Mom I love you (wherever you are), but you got it wrong. You don't have to be Christian to celebrate Christmas. Okay yes, there is the Jesus stuff, but you know, besides that, it's a time to celebrate peace, love and joy.
Jews throughout history have devised clever ways to horn in on the Christmas holiday. They have, like Life in the Boomer Lane, married Christians. They have created their own traditions which usually involve going to the movies and/or eating Chinese food.
Every year as a kid in the 1960s my family celebrated Christmas as a festive holiday. The funny part of this to some of my friends is that my family was Jewish. Why not enjoy all the holidays during December?
This year, "eight days" has personal resonance. During the ordeal of hurricane Sandy six weeks ago, we lost power for eight days. It was inky black beyond the fire's glow. I finally understood, on a visceral level, why for millennia, people stared down darkness with celebrations of light.
I overheard a florist comment that he'd sold more Christmas trees this year to Jewish families than non-Jewish families, and it got me thinking that the state of play for Team-Jewish is at a critical point of the game.
It's hard growing up in a world where something is shining on a mountain, and you think everyone in the world except you is allowed up. Was it such a sin to dip a Jewish toe into this Christian ocean of good will?

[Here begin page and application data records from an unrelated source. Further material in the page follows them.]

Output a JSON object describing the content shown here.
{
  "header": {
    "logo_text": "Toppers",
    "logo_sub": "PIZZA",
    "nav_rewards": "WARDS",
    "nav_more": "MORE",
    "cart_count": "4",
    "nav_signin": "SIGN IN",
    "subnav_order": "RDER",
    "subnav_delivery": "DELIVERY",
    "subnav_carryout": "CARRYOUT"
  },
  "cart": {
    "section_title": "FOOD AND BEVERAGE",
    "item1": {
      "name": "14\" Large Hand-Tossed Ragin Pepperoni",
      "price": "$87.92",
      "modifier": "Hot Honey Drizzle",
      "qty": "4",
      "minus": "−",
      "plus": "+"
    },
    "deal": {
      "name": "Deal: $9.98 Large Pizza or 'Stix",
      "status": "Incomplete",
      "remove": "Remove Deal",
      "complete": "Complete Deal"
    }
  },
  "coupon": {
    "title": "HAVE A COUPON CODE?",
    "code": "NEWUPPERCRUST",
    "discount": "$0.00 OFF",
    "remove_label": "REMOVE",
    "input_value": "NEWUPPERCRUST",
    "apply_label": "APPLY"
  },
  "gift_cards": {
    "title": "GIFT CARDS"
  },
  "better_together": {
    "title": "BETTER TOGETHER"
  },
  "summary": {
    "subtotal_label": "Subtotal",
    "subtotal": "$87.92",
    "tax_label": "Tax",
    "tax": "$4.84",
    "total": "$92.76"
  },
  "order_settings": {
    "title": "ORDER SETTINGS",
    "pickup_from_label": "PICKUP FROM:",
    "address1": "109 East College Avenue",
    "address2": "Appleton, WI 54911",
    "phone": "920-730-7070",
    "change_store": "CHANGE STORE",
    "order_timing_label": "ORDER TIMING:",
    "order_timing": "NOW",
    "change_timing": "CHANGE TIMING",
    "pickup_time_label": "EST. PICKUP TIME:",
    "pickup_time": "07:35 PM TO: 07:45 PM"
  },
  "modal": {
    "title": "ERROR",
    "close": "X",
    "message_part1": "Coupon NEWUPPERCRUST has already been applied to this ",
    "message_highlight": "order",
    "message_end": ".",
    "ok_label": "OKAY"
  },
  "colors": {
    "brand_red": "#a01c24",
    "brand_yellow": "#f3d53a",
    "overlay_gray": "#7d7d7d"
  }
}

It was a point of pride for my parents and teachers that we clung faithfully to traditions such as Hanukkah in the face of so much Christmas -- and a source of pride in America that we could do so, for the most part, unmolested.